INSTRUCTIONS FOR THE TASK >> What you return has to match the listing below line for line.

DATA SUPPLIED >>

===============

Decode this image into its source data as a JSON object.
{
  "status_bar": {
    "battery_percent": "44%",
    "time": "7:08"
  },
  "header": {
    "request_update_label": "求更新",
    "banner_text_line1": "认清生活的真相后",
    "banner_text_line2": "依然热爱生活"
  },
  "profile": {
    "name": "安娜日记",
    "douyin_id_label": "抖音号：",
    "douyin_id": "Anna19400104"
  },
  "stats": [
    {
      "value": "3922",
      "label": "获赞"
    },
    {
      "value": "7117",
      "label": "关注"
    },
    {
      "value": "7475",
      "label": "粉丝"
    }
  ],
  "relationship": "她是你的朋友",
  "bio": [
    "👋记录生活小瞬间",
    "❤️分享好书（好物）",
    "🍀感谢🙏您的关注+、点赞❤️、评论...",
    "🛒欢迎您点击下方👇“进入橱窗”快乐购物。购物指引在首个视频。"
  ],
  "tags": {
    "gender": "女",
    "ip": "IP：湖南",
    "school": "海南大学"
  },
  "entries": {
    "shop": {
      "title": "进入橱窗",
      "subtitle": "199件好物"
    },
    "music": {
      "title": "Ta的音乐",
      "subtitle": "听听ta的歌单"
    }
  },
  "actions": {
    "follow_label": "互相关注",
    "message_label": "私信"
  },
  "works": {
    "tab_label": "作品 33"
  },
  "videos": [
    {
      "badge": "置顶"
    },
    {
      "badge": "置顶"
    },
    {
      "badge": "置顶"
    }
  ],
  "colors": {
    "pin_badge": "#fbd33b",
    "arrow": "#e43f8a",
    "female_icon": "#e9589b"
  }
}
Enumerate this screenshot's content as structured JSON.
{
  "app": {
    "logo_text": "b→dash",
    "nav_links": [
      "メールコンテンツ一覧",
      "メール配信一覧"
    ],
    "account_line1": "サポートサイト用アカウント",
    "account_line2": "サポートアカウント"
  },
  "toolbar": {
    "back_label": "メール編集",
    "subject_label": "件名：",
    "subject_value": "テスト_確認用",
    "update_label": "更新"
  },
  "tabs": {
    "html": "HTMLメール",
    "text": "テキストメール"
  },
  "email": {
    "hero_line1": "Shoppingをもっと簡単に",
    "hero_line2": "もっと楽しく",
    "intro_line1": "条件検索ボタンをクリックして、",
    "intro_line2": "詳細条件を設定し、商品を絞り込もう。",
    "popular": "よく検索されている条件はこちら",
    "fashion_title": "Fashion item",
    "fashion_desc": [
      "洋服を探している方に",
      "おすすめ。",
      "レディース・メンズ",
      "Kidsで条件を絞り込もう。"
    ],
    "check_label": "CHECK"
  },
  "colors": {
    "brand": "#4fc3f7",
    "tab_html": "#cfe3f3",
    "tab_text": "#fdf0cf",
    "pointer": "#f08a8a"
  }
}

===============

REPLY TO THE TASK >>
Decode this image into its source data as a JSON object.
{
  "status_bar": {
    "battery_percent": "44%",
    "time": "7:08"
  },
  "header": {
    "request_update_label": "求更新",
    "banner_text_line1": "认清生活的真相后",
    "banner_text_line2": "依然热爱生活"
  },
  "profile": {
    "name": "安娜日记",
    "douyin_id_label": "抖音号：",
    "douyin_id": "Anna19400104"
  },
  "stats": [
    {
      "value": "3922",
      "label": "获赞"
    },
    {
      "value": "7117",
      "label": "关注"
    },
    {
      "value": "7475",
      "label": "粉丝"
    }
  ],
  "relationship": "她是你的朋友",
  "bio": [
    "👋记录生活小瞬间",
    "❤️分享好书（好物）",
    "🍀感谢🙏您的关注+、点赞❤️、评论...",
    "🛒欢迎您点击下方👇“进入橱窗”快乐购物。购物指引在首个视频。"
  ],
  "tags": {
    "gender": "女",
    "ip": "IP：湖南",
    "school": "海南大学"
  },
  "entries": {
    "shop": {
      "title": "进入橱窗",
      "subtitle": "199件好物"
    },
    "music": {
      "title": "Ta的音乐",
      "subtitle": "听听ta的歌单"
    }
  },
  "actions": {
    "follow_label": "互相关注",
    "message_label": "私信"
  },
  "works": {
    "tab_label": "作品 33"
  },
  "videos": [
    {
      "badge": "置顶"
    },
    {
      "badge": "置顶"
    },
    {
      "badge": "置顶"
    }
  ],
  "colors": {
    "pin_badge": "#fbd33b",
    "arrow": "#e43f8a",
    "female_icon": "#e9589b"
  }
}
Enumerate this screenshot's content as structured JSON.
{
  "app": {
    "logo_text": "b→dash",
    "nav_links": [
      "メールコンテンツ一覧",
      "メール配信一覧"
    ],
    "account_line1": "サポートサイト用アカウント",
    "account_line2": "サポートアカウント"
  },
  "toolbar": {
    "back_label": "メール編集",
    "subject_label": "件名：",
    "subject_value": "テスト_確認用",
    "update_label": "更新"
  },
  "tabs": {
    "html": "HTMLメール",
    "text": "テキストメール"
  },
  "email": {
    "hero_line1": "Shoppingをもっと簡単に",
    "hero_line2": "もっと楽しく",
    "intro_line1": "条件検索ボタンをクリックして、",
    "intro_line2": "詳細条件を設定し、商品を絞り込もう。",
    "popular": "よく検索されている条件はこちら",
    "fashion_title": "Fashion item",
    "fashion_desc": [
      "洋服を探している方に",
      "おすすめ。",
      "レディース・メンズ",
      "Kidsで条件を絞り込もう。"
    ],
    "check_label": "CHECK"
  },
  "colors": {
    "brand": "#4fc3f7",
    "tab_html": "#cfe3f3",
    "tab_text": "#fdf0cf",
    "pointer": "#f08a8a"
  }
}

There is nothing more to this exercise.